In her 45-minute long set at the Living Room, Theresa Anderson captured the most illusive and sought after element of a CMJ performance—complete captivation. There was a distinct buzz about Anderson on the Lower East Side tonight, but admittedly I had never heard of her. Yet, from the moment her bare feet stepped onto an off-white shag rug crowded with pedals and looping devices, it was clear she would deliver something special. Without a glance at the petite songstress, you would swear Anderson was operating with a full band complete with a slew of backup singers. She effortlessly looped drums, violin, guitar, and her own vocals over one another—patching together complete soundscapes that either glided over the audience with a subtle delicacy or bowled them over with the guttural power of a New Orleans soul singer. By the end of her performance, several photographers had put down their cameras, journalists had dropped their pens, and many in the packed house smiled sheepishly, their eyes all fixated on the powerful set Anderson was delivering.

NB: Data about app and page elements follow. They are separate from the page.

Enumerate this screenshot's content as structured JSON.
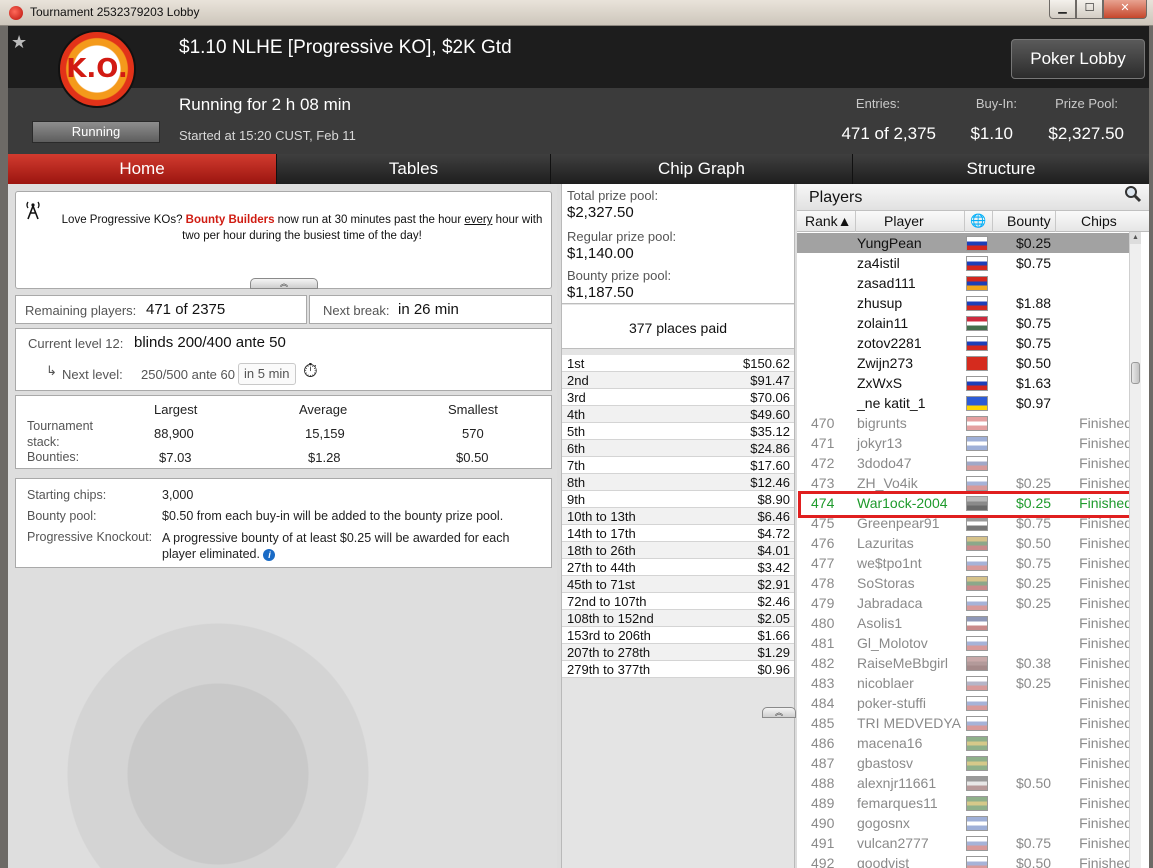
{
  "window": {
    "title": "Tournament 2532379203 Lobby",
    "min_glyph": "▁",
    "max_glyph": "☐",
    "close_glyph": "✕"
  },
  "header": {
    "star_glyph": "★",
    "logo_text": "K.O.",
    "status": "Running",
    "tournament_name": "$1.10 NLHE [Progressive KO], $2K Gtd",
    "running_for": "Running for 2 h 08 min",
    "started_at": "Started at 15:20 CUST, Feb 11",
    "poker_lobby_label": "Poker Lobby",
    "entries_label": "Entries:",
    "entries_value": "471 of 2,375",
    "buyin_label": "Buy-In:",
    "buyin_value": "$1.10",
    "prizepool_label": "Prize Pool:",
    "prizepool_value": "$2,327.50"
  },
  "tabs": [
    "Home",
    "Tables",
    "Chip Graph",
    "Structure"
  ],
  "news": {
    "icon": "broadcast-tower-icon",
    "before": "Love Progressive KOs? ",
    "highlight": "Bounty Builders",
    "middle": " now run at 30 minutes past the hour ",
    "underline": "every",
    "after": " hour with two per hour during the busiest time of the day!",
    "collapse_glyph": "︽"
  },
  "remaining": {
    "label": "Remaining players:",
    "value": "471 of 2375"
  },
  "next_break": {
    "label": "Next break:",
    "value": "in 26 min"
  },
  "level": {
    "current_label": "Current level 12:",
    "current_value": "blinds 200/400 ante 50",
    "next_arrow": "↳",
    "next_label": "Next level:",
    "next_value": "250/500 ante 60",
    "next_in": "in 5 min",
    "timer_glyph": "⏱"
  },
  "stack_table": {
    "headers": [
      "Largest",
      "Average",
      "Smallest"
    ],
    "stack_label": "Tournament stack:",
    "stack_values": [
      "88,900",
      "15,159",
      "570"
    ],
    "bounties_label": "Bounties:",
    "bounty_values": [
      "$7.03",
      "$1.28",
      "$0.50"
    ]
  },
  "info": {
    "starting_label": "Starting chips:",
    "starting_value": "3,000",
    "bountypool_label": "Bounty pool:",
    "bountypool_value": "$0.50 from each buy-in will be added to the bounty prize pool.",
    "pko_label": "Progressive Knockout:",
    "pko_value": "A progressive bounty of at least $0.25 will be awarded for each player eliminated.",
    "info_glyph": "i"
  },
  "prize": {
    "total_label": "Total prize pool:",
    "total_value": "$2,327.50",
    "regular_label": "Regular prize pool:",
    "regular_value": "$1,140.00",
    "bounty_label": "Bounty prize pool:",
    "bounty_value": "$1,187.50",
    "places_paid": "377 places paid",
    "payouts": [
      [
        "1st",
        "$150.62"
      ],
      [
        "2nd",
        "$91.47"
      ],
      [
        "3rd",
        "$70.06"
      ],
      [
        "4th",
        "$49.60"
      ],
      [
        "5th",
        "$35.12"
      ],
      [
        "6th",
        "$24.86"
      ],
      [
        "7th",
        "$17.60"
      ],
      [
        "8th",
        "$12.46"
      ],
      [
        "9th",
        "$8.90"
      ],
      [
        "10th to 13th",
        "$6.46"
      ],
      [
        "14th to 17th",
        "$4.72"
      ],
      [
        "18th to 26th",
        "$4.01"
      ],
      [
        "27th to 44th",
        "$3.42"
      ],
      [
        "45th to 71st",
        "$2.91"
      ],
      [
        "72nd to 107th",
        "$2.46"
      ],
      [
        "108th to 152nd",
        "$2.05"
      ],
      [
        "153rd to 206th",
        "$1.66"
      ],
      [
        "207th to 278th",
        "$1.29"
      ],
      [
        "279th to 377th",
        "$0.96"
      ]
    ]
  },
  "players": {
    "title": "Players",
    "search_icon": "magnifier-icon",
    "search_glyph": "🔍",
    "col_rank": "Rank▲",
    "col_player": "Player",
    "col_globe": "🌐",
    "col_bounty": "Bounty",
    "col_chips": "Chips",
    "rows": [
      {
        "rank": "",
        "name": "YungPean",
        "flag": [
          "#ffffff",
          "#1c3fb8",
          "#d3261d"
        ],
        "bounty": "$0.25",
        "chips": "",
        "state": "sel"
      },
      {
        "rank": "",
        "name": "za4istil",
        "flag": [
          "#ffffff",
          "#1c3fb8",
          "#d3261d"
        ],
        "bounty": "$0.75",
        "chips": "",
        "state": ""
      },
      {
        "rank": "",
        "name": "zasad111",
        "flag": [
          "#d3261d",
          "#1c3fb8",
          "#f0a21c"
        ],
        "bounty": "",
        "chips": "",
        "state": ""
      },
      {
        "rank": "",
        "name": "zhusup",
        "flag": [
          "#ffffff",
          "#1c3fb8",
          "#d3261d"
        ],
        "bounty": "$1.88",
        "chips": "",
        "state": ""
      },
      {
        "rank": "",
        "name": "zolain11",
        "flag": [
          "#cd2a3e",
          "#ffffff",
          "#436f4d"
        ],
        "bounty": "$0.75",
        "chips": "",
        "state": ""
      },
      {
        "rank": "",
        "name": "zotov2281",
        "flag": [
          "#ffffff",
          "#1c3fb8",
          "#d3261d"
        ],
        "bounty": "$0.75",
        "chips": "",
        "state": ""
      },
      {
        "rank": "",
        "name": "Zwijn273",
        "flag": [
          "#d52b1e",
          "#d52b1e",
          "#d52b1e"
        ],
        "bounty": "$0.50",
        "chips": "",
        "state": ""
      },
      {
        "rank": "",
        "name": "ZxWxS",
        "flag": [
          "#ffffff",
          "#1c3fb8",
          "#d3261d"
        ],
        "bounty": "$1.63",
        "chips": "",
        "state": ""
      },
      {
        "rank": "",
        "name": "_ne katit_1",
        "flag": [
          "#2c5bd6",
          "#2c5bd6",
          "#ffd500"
        ],
        "bounty": "$0.97",
        "chips": "",
        "state": ""
      },
      {
        "rank": "470",
        "name": "bigrunts",
        "flag": [
          "#e4a0a0",
          "#ffffff",
          "#e4a0a0"
        ],
        "bounty": "",
        "chips": "Finished",
        "state": "fin"
      },
      {
        "rank": "471",
        "name": "jokyr13",
        "flag": [
          "#9fb0d8",
          "#ffffff",
          "#9fb0d8"
        ],
        "bounty": "",
        "chips": "Finished",
        "state": "fin"
      },
      {
        "rank": "472",
        "name": "3dodo47",
        "flag": [
          "#ffffff",
          "#a0a8c8",
          "#d79a9a"
        ],
        "bounty": "",
        "chips": "Finished",
        "state": "fin"
      },
      {
        "rank": "473",
        "name": "ZH_Vo4ik",
        "flag": [
          "#ffffff",
          "#a6b3d8",
          "#d89a9a"
        ],
        "bounty": "$0.25",
        "chips": "Finished",
        "state": "fin"
      },
      {
        "rank": "474",
        "name": "War1ock-2004",
        "flag": [
          "#b8b8b8",
          "#8a8a8a",
          "#6a6a6a"
        ],
        "bounty": "$0.25",
        "chips": "Finished",
        "state": "hi"
      },
      {
        "rank": "475",
        "name": "Greenpear91",
        "flag": [
          "#9a9a9a",
          "#ffffff",
          "#777777"
        ],
        "bounty": "$0.75",
        "chips": "Finished",
        "state": "fin"
      },
      {
        "rank": "476",
        "name": "Lazuritas",
        "flag": [
          "#d6c28a",
          "#8ba88a",
          "#c98a8a"
        ],
        "bounty": "$0.50",
        "chips": "Finished",
        "state": "fin"
      },
      {
        "rank": "477",
        "name": "we$tpo1nt",
        "flag": [
          "#ffffff",
          "#a6b3d8",
          "#d89a9a"
        ],
        "bounty": "$0.75",
        "chips": "Finished",
        "state": "fin"
      },
      {
        "rank": "478",
        "name": "SoStoras",
        "flag": [
          "#d6c28a",
          "#8ba88a",
          "#c98a8a"
        ],
        "bounty": "$0.25",
        "chips": "Finished",
        "state": "fin"
      },
      {
        "rank": "479",
        "name": "Jabradaca",
        "flag": [
          "#ffffff",
          "#a6b3d8",
          "#d89a9a"
        ],
        "bounty": "$0.25",
        "chips": "Finished",
        "state": "fin"
      },
      {
        "rank": "480",
        "name": "Asolis1",
        "flag": [
          "#8f98b8",
          "#ffffff",
          "#c98a8a"
        ],
        "bounty": "",
        "chips": "Finished",
        "state": "fin"
      },
      {
        "rank": "481",
        "name": "Gl_Molotov",
        "flag": [
          "#ffffff",
          "#a6b3d8",
          "#d89a9a"
        ],
        "bounty": "",
        "chips": "Finished",
        "state": "fin"
      },
      {
        "rank": "482",
        "name": "RaiseMeBbgirl",
        "flag": [
          "#c9a9a9",
          "#b39a9a",
          "#a58a8a"
        ],
        "bounty": "$0.38",
        "chips": "Finished",
        "state": "fin"
      },
      {
        "rank": "483",
        "name": "nicoblaer",
        "flag": [
          "#ffffff",
          "#b5b5c8",
          "#d89a9a"
        ],
        "bounty": "$0.25",
        "chips": "Finished",
        "state": "fin"
      },
      {
        "rank": "484",
        "name": "poker-stuffi",
        "flag": [
          "#ffffff",
          "#a6b3d8",
          "#d89a9a"
        ],
        "bounty": "",
        "chips": "Finished",
        "state": "fin"
      },
      {
        "rank": "485",
        "name": "TRI MEDVEDYA",
        "flag": [
          "#ffffff",
          "#a6b3d8",
          "#d89a9a"
        ],
        "bounty": "",
        "chips": "Finished",
        "state": "fin"
      },
      {
        "rank": "486",
        "name": "macena16",
        "flag": [
          "#8fb08a",
          "#d6c98a",
          "#8fb08a"
        ],
        "bounty": "",
        "chips": "Finished",
        "state": "fin"
      },
      {
        "rank": "487",
        "name": "gbastosv",
        "flag": [
          "#8fb08a",
          "#d6c98a",
          "#8fb08a"
        ],
        "bounty": "",
        "chips": "Finished",
        "state": "fin"
      },
      {
        "rank": "488",
        "name": "alexnjr11661",
        "flag": [
          "#9a9a9a",
          "#e8e8e8",
          "#b89a9a"
        ],
        "bounty": "$0.50",
        "chips": "Finished",
        "state": "fin"
      },
      {
        "rank": "489",
        "name": "femarques11",
        "flag": [
          "#8fb08a",
          "#d6c98a",
          "#8fb08a"
        ],
        "bounty": "",
        "chips": "Finished",
        "state": "fin"
      },
      {
        "rank": "490",
        "name": "gogosnx",
        "flag": [
          "#9fb0d8",
          "#ffffff",
          "#9fb0d8"
        ],
        "bounty": "",
        "chips": "Finished",
        "state": "fin"
      },
      {
        "rank": "491",
        "name": "vulcan2777",
        "flag": [
          "#ffffff",
          "#a6b3d8",
          "#d89a9a"
        ],
        "bounty": "$0.75",
        "chips": "Finished",
        "state": "fin"
      },
      {
        "rank": "492",
        "name": "goodvist",
        "flag": [
          "#ffffff",
          "#a6b3d8",
          "#d89a9a"
        ],
        "bounty": "$0.50",
        "chips": "Finished",
        "state": "fin"
      }
    ]
  }
}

Perhaps the most telling aspect of Bonne Aparte’s performance at the Cake Shop was what happened afterwards. Through a doorway that leads into the venue’s crowded backstage area, the band’s bodies draped themselves over cluttered shelves, panting as they poured water over their sweat drenched heads—as if they had just brought themselves to the brink of death and pulled back at the last minute. Technical excellence was not their forte, but it almost didn’t seem as if there was room for it. The four-piece roared through the Cake Shop’s basement with unabashed gusto, fueled by machine gun drums and belching distortion as they passed. What was left was a shell of a band, seemingly waiting for everybody else to catch up.
Romweber’s approximately rockabilly set alternated through solo drunken-songwriter segments—nonchalantly strummed on a retro black guitar, quite possibly modeled after one of Dali’s melting clocks—and duo performances with a drummer. Unaccompanied, he had a vaguely Elvisian swagger which was tolerable, if a little long winded—and in any case, that’s arguably a necessary evil; how else does one learn how to write good roots-rock tunes? This may seem unlikely being that he’s the titular figurehead, but things only took off once his slight elder sister Sara took to the skins. Romweber likes real distortion, the kind that comes from a complaining amp instead of a piddling little orange pedal, but even that can be trumped by the chaotic glitter of manic cymbals reflecting every which way. It’s like Meg White syndrome, but more competent. Is that an oxymoron?